You can use location information for other purposes too. A newsletter with vacation ideas showing pictures of far away places is better than one showing them what's near their home. Follow your intuition and think as if you were your own customer. Then choose the best pictures.
Example 5: Personalizing The Image and Language To Meet Individual Subscriber Needs
You may be thinking - how far can I go with DC? The answer is - as far as it takes!
Imagine you're hosting a conference, where hundreds of attendees travel from around the globe to meet you and hear what you have to say. You're taking their pictures, printing out conference badges, providing snacks and drinks, and, of course, presenting excellent keynotes.
Everything goes well. Everyone is happy and heading back home to their families.
What if you could do something more, so the event would stay in their memory for years to come?
How about sending a unique thank you email asking for feedback about the conference? An email that not only refers to your event but also displays a photo of the attendee taken during the show? Oh, and on top of that, the whole email is in the attendee's language!
The idea may seem complex, but it's not really. You've already collected data about the audience. Now use DC to serve the right information to each attendee: name, photo, and text translated into their native language.
Believe me, if you organized an event that served content in this way - your open and click-thru rates would go through the roof!
Example 6: Using Unique Barcodes to Increase Conversions
When it comes to e-commerce, nothing speaks to your audience better than a discount or promotion. How often you should use them depends on the type of audience and the products you offer. But if you want to give your sales a lift up, a personalized discount code can work wonders.

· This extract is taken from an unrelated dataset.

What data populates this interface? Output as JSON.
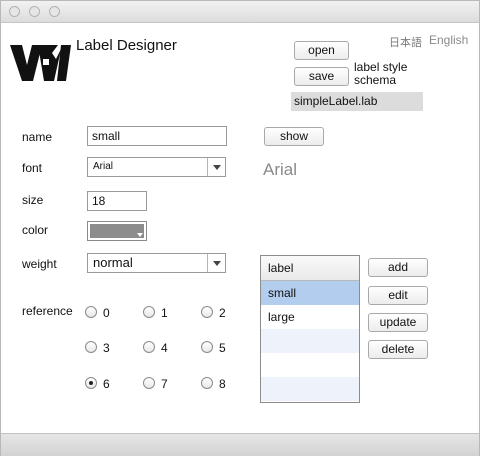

A general, undifferentiated promotional code will work fine, unless you want to make sure subscribers don't use multiple codes or forward it to their friends. Also, perhaps your promotional codes could be personalized with additional data, such as loyalty card number, cardholder name, discount or loyalty points for the transaction.
As you can see in the examples below, you can do all that in your newsletter or landing page using DC and applying audience data you've collected.
As you can imagine, campaigns using this tactic generate engagement and can serve as a good alternative to loyalty card snail-mail communication.
Example 7: Use External Data to Further Automate Your Communication
It can be overwhelming to manage a blog, online store, social media profiles, and website. But you should dedicate some time to email marketing campaigns to keep subscribers engaged and up-to-date with everything that's happening in your company.
You can automate the process of sending out your emails, such as notifications of new blog posts. Send your subscribers a message whenever a new post is published or a weekly round-up. Sync your RSS feed with your email marketing campaigns.
External data can come from anywhere on the web. You can pull images from your online store and serve up content that your audience is likely to respond to. Imagine what you can do with abandoned orders, products from a wish list, or offers they've clicked on.
There's no limit to how you can use Dynamic Content to create highly personalized and relevant campaigns. Think of ways to surprise your audience and deliver information they'll find interesting. Or better yet - ask them!
Remember, Dynamic Content doesn't have to be about filling in a single word, such as subscriber name or location. Instead, try showing different products, product descriptions, URLs, footers, etc. based on audience data you have collected.
As Content Marketing Manager, Michał is responsible for coordinating content marketing projects. His main mission is to provide valuable and educational content for marketers - those just starting out as well as already rocking in the online world.